Here is some discussion-worthy Eastern wisdom for you (or at least some Eastern clarity) from Tim, at BCOM:
The Japanese have been putting their cool as hell ninja-in-the-fog tilt on contemporary marketing for about 2000 years, apparently. The Japanese have two expressions which should be part of every marketing curriculum:
One is hinshitsu which roughly translates to as a type of taken-for-granted quality. This is obvious in every interaction, the quality of what is being presented must be above reproach. This is what people are employed to do and have been slaving over in an analytical way since the industrial revolution.
The other is miryoku teki hinshitsu, which refers to a type of enchanting or bewitching quality.

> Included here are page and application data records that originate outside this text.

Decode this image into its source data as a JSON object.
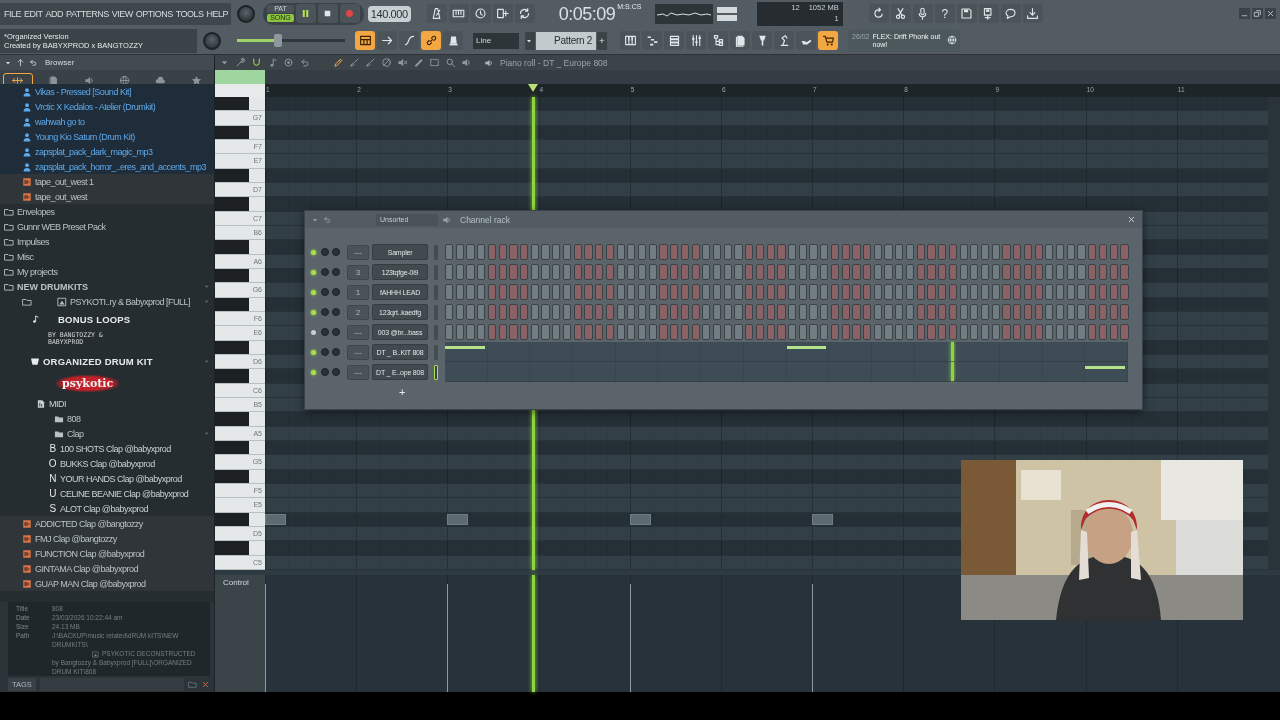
{
  "menu": [
    "FILE",
    "EDIT",
    "ADD",
    "PATTERNS",
    "VIEW",
    "OPTIONS",
    "TOOLS",
    "HELP"
  ],
  "hint_bar": {
    "lines": [
      "*Organized Version",
      "Created by BABYXPROD x BANGTOZZY"
    ]
  },
  "transport": {
    "mode": [
      {
        "label": "PAT",
        "selected": false
      },
      {
        "label": "SONG",
        "selected": true
      }
    ],
    "playing": true,
    "tempo": "140.000"
  },
  "time": {
    "value": "0:05:09",
    "unit": "M:S:CS"
  },
  "master_volume": {
    "level": 0.38
  },
  "cpu_panel": {
    "count": "12",
    "memory": "1052 MB",
    "voices": "1"
  },
  "toolbar_top": [
    {
      "on": false
    },
    {
      "on": false
    },
    {
      "on": false
    },
    {
      "on": false
    },
    {
      "on": false
    }
  ],
  "toolbar_right": [
    {
      "on": false
    },
    {
      "on": false
    },
    {
      "on": false
    },
    {
      "on": false,
      "glyph": "?"
    },
    {
      "on": false
    },
    {
      "on": false
    },
    {
      "on": false
    },
    {
      "on": false
    }
  ],
  "toolbar_second": [
    {
      "on": true
    },
    {
      "on": false
    },
    {
      "on": false
    },
    {
      "on": true
    },
    {
      "on": false
    }
  ],
  "snap": {
    "value": "Line"
  },
  "pattern": {
    "value": "Pattern 2",
    "add": "+"
  },
  "toolbar_windows": [
    {
      "on": false
    },
    {
      "on": false
    },
    {
      "on": false
    },
    {
      "on": false
    },
    {
      "on": false
    },
    {
      "on": false
    },
    {
      "on": false
    },
    {
      "on": false
    },
    {
      "on": false
    },
    {
      "on": true
    }
  ],
  "news": {
    "date": "26/02",
    "text": "FLEX: Drift Phonk out now!"
  },
  "browser": {
    "title": "Browser",
    "tabs": [
      {
        "selected": true
      },
      {
        "selected": false
      },
      {
        "selected": false
      },
      {
        "selected": false
      },
      {
        "selected": false
      },
      {
        "selected": false
      }
    ],
    "tree": [
      {
        "kind": "pack",
        "label": "Vikas - Pressed [Sound Kit]"
      },
      {
        "kind": "pack",
        "label": "Vrctic X Kedalos - Atelier (Drumkit)"
      },
      {
        "kind": "pack",
        "label": "wahwah go to"
      },
      {
        "kind": "pack",
        "label": "Young Kio Saturn (Drum Kit)"
      },
      {
        "kind": "pack",
        "label": "zapsplat_pack_dark_magic_mp3"
      },
      {
        "kind": "pack",
        "label": "zapsplat_pack_horror_..eres_and_accents_mp3"
      },
      {
        "kind": "audio",
        "label": "tape_out_west 1"
      },
      {
        "kind": "audio",
        "label": "tape_out_west"
      },
      {
        "kind": "folder",
        "label": "Envelopes",
        "expanded": false
      },
      {
        "kind": "folder",
        "label": "Gunnr WEB Preset Pack",
        "expanded": false
      },
      {
        "kind": "folder",
        "label": "Impulses",
        "expanded": false
      },
      {
        "kind": "folder",
        "label": "Misc",
        "expanded": false
      },
      {
        "kind": "folder",
        "label": "My projects",
        "expanded": false
      },
      {
        "kind": "folder",
        "label": "NEW DRUMKITS",
        "expanded": true,
        "children": [
          {
            "kind": "pack_folder",
            "label": "PSYKOTI..ry & Babyxprod [FULL]",
            "expanded": true,
            "children": [
              {
                "kind": "banner",
                "label": "BONUS LOOPS",
                "caption": "BY BANGTOZZY & BABYXPROD"
              },
              {
                "kind": "banner",
                "label": "ORGANIZED DRUM KIT",
                "expanded": true,
                "children": [
                  {
                    "kind": "logo",
                    "label": "psykotic"
                  },
                  {
                    "kind": "midi",
                    "label": "MIDI"
                  },
                  {
                    "kind": "folder",
                    "label": "808",
                    "expanded": false
                  },
                  {
                    "kind": "folder",
                    "label": "Clap",
                    "expanded": true,
                    "children": [
                      {
                        "kind": "letter",
                        "mark": "B",
                        "label": "100 SHOTS Clap @babyxprod"
                      },
                      {
                        "kind": "letter",
                        "mark": "O",
                        "label": "BUKKS Clap @babyxprod"
                      },
                      {
                        "kind": "letter",
                        "mark": "N",
                        "label": "YOUR HANDS Clap @babyxprod"
                      },
                      {
                        "kind": "letter",
                        "mark": "U",
                        "label": "CELINE BEANIE Clap @babyxprod"
                      },
                      {
                        "kind": "letter",
                        "mark": "S",
                        "label": "ALOT Clap @babyxprod"
                      },
                      {
                        "kind": "audio",
                        "label": "ADDICTED Clap @bangtozzy"
                      },
                      {
                        "kind": "audio",
                        "label": "FMJ Clap @bangtozzy"
                      },
                      {
                        "kind": "audio",
                        "label": "FUNCTION Clap @babyxprod"
                      },
                      {
                        "kind": "audio",
                        "label": "GINTAMA Clap @babyxprod"
                      },
                      {
                        "kind": "audio",
                        "label": "GUAP MAN Clap @babyxprod"
                      }
                    ]
                  }
                ]
              }
            ]
          }
        ]
      }
    ],
    "info": [
      {
        "label": "Title",
        "value": "808"
      },
      {
        "label": "Date",
        "value": "23/03/2026 10:22:44 am"
      },
      {
        "label": "Size",
        "value": "24.13 MB"
      }
    ],
    "path": {
      "label": "Path",
      "start": "J:\\BACKUP\\music related\\dRUM kITS\\NEW DRUMKITS\\",
      "end": "PSYKOTIC DECONSTRUCTED by Bangtozzy & Babyxprod [FULL]\\ORGANIZED DRUM KIT\\808"
    },
    "tags_label": "TAGS"
  },
  "piano_roll": {
    "title": "Piano roll - DT _ Europe 808",
    "tools": [
      {
        "on": false
      },
      {
        "on": false
      },
      {
        "on": true
      },
      {
        "on": false
      },
      {
        "on": false
      },
      {
        "on": false
      },
      {
        "on": true
      },
      {
        "on": false
      },
      {
        "on": false
      },
      {
        "on": false
      },
      {
        "on": false
      },
      {
        "on": false
      },
      {
        "on": false
      },
      {
        "on": false
      },
      {
        "on": false
      }
    ],
    "ruler": [
      "1",
      "2",
      "3",
      "4",
      "5",
      "6",
      "7",
      "8",
      "9",
      "10",
      "11"
    ],
    "playhead": {
      "level": 0.267
    },
    "keys": [
      {
        "kind": "black"
      },
      {
        "kind": "white",
        "label": "G7"
      },
      {
        "kind": "black"
      },
      {
        "kind": "white",
        "label": "F7"
      },
      {
        "kind": "white",
        "label": "E7"
      },
      {
        "kind": "black"
      },
      {
        "kind": "white",
        "label": "D7"
      },
      {
        "kind": "black"
      },
      {
        "kind": "white",
        "label": "C7"
      },
      {
        "kind": "white",
        "label": "B6"
      },
      {
        "kind": "black"
      },
      {
        "kind": "white",
        "label": "A6"
      },
      {
        "kind": "black"
      },
      {
        "kind": "white",
        "label": "G6"
      },
      {
        "kind": "black"
      },
      {
        "kind": "white",
        "label": "F6"
      },
      {
        "kind": "white",
        "label": "E6"
      },
      {
        "kind": "black"
      },
      {
        "kind": "white",
        "label": "D6"
      },
      {
        "kind": "black"
      },
      {
        "kind": "white",
        "label": "C6"
      },
      {
        "kind": "white",
        "label": "B5"
      },
      {
        "kind": "black"
      },
      {
        "kind": "white",
        "label": "A5"
      },
      {
        "kind": "black"
      },
      {
        "kind": "white",
        "label": "G5"
      },
      {
        "kind": "black"
      },
      {
        "kind": "white",
        "label": "F5"
      },
      {
        "kind": "white",
        "label": "E5"
      },
      {
        "kind": "black",
        "note_in_bar": [
          true,
          false,
          true,
          false,
          true,
          false,
          true,
          false
        ]
      },
      {
        "kind": "white",
        "label": "D5"
      },
      {
        "kind": "black"
      },
      {
        "kind": "white",
        "label": "C5"
      }
    ],
    "control_lane": {
      "label": "Control"
    }
  },
  "channel_rack": {
    "title": "Channel rack",
    "filter": "Unsorted",
    "add": "+",
    "playhead": {
      "level": 0.742
    },
    "channels": [
      {
        "kind": "steps",
        "name": "Sampler",
        "track": "---",
        "on": true,
        "selected": false,
        "steps": [
          false,
          false,
          false,
          false,
          false,
          false,
          false,
          false,
          false,
          false,
          false,
          false,
          false,
          false,
          false,
          false,
          false,
          false,
          false,
          false,
          false,
          false,
          false,
          false,
          false,
          false,
          false,
          false,
          false,
          false,
          false,
          false,
          false,
          false,
          false,
          false,
          false,
          false,
          false,
          false,
          false,
          false,
          false,
          false,
          false,
          false,
          false,
          false,
          false,
          false,
          false,
          false,
          false,
          false,
          false,
          false,
          false,
          false,
          false,
          false,
          false,
          false,
          false,
          false
        ]
      },
      {
        "kind": "steps",
        "name": "123tqfge-0i9",
        "track": "3",
        "on": true,
        "selected": false,
        "steps": [
          false,
          false,
          false,
          false,
          false,
          false,
          false,
          false,
          false,
          false,
          false,
          false,
          false,
          false,
          false,
          false,
          false,
          false,
          false,
          false,
          false,
          false,
          false,
          false,
          false,
          false,
          false,
          false,
          false,
          false,
          false,
          false,
          false,
          false,
          false,
          false,
          false,
          false,
          false,
          false,
          false,
          false,
          false,
          false,
          false,
          false,
          false,
          false,
          false,
          false,
          false,
          false,
          false,
          false,
          false,
          false,
          false,
          false,
          false,
          false,
          false,
          false,
          false,
          false
        ]
      },
      {
        "kind": "steps",
        "name": "fAHHH LEAD",
        "track": "1",
        "on": true,
        "selected": false,
        "steps": [
          false,
          false,
          false,
          false,
          false,
          false,
          false,
          false,
          false,
          false,
          false,
          false,
          false,
          false,
          false,
          false,
          false,
          false,
          false,
          false,
          false,
          false,
          false,
          false,
          false,
          false,
          false,
          false,
          false,
          false,
          false,
          false,
          false,
          false,
          false,
          false,
          false,
          false,
          false,
          false,
          false,
          false,
          false,
          false,
          false,
          false,
          false,
          false,
          false,
          false,
          false,
          false,
          false,
          false,
          false,
          false,
          false,
          false,
          false,
          false,
          false,
          false,
          false,
          false
        ]
      },
      {
        "kind": "steps",
        "name": "123qrt..kaedfg",
        "track": "2",
        "on": true,
        "selected": false,
        "steps": [
          false,
          false,
          false,
          false,
          false,
          false,
          false,
          false,
          false,
          false,
          false,
          false,
          false,
          false,
          false,
          false,
          false,
          false,
          false,
          false,
          false,
          false,
          false,
          false,
          false,
          false,
          false,
          false,
          false,
          false,
          false,
          false,
          false,
          false,
          false,
          false,
          false,
          false,
          false,
          false,
          false,
          false,
          false,
          false,
          false,
          false,
          false,
          false,
          false,
          false,
          false,
          false,
          false,
          false,
          false,
          false,
          false,
          false,
          false,
          false,
          false,
          false,
          false,
          false
        ]
      },
      {
        "kind": "steps",
        "name": "003 @br...bass",
        "track": "---",
        "on": false,
        "selected": false,
        "steps": [
          false,
          false,
          false,
          false,
          false,
          false,
          false,
          false,
          false,
          false,
          false,
          false,
          false,
          false,
          false,
          false,
          false,
          false,
          false,
          false,
          false,
          false,
          false,
          false,
          false,
          false,
          false,
          false,
          false,
          false,
          false,
          false,
          false,
          false,
          false,
          false,
          false,
          false,
          false,
          false,
          false,
          false,
          false,
          false,
          false,
          false,
          false,
          false,
          false,
          false,
          false,
          false,
          false,
          false,
          false,
          false,
          false,
          false,
          false,
          false,
          false,
          false,
          false,
          false
        ]
      },
      {
        "kind": "notes",
        "name": "DT _ B..KIT 808",
        "track": "---",
        "on": true,
        "selected": false,
        "beats": [
          true,
          false,
          false,
          false,
          false,
          false,
          false,
          false,
          true,
          false,
          false,
          false,
          false,
          false,
          false,
          false
        ]
      },
      {
        "kind": "notes",
        "name": "DT _ E..ope 808",
        "track": "---",
        "on": true,
        "selected": true,
        "beats": [
          false,
          false,
          false,
          false,
          false,
          false,
          false,
          false,
          false,
          false,
          false,
          false,
          false,
          false,
          false,
          true
        ]
      }
    ]
  }
}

This is the quality which kicks-in after we accept the functionality and reliabilty of a product or brand, and become emotionally involved. Miryoku teki hinshitsu appeals to our sense of elegance, our desires, our need to find meaning in what we do.
I can’t believe we don’t have names for either one on this side of the big pond. (Although “Qwan” comes to mind for the second one.)
Lessons learned today:
1) Our vocabulary is always a lot more limited than we think.
2) My gift for languages does not apply to Japanese.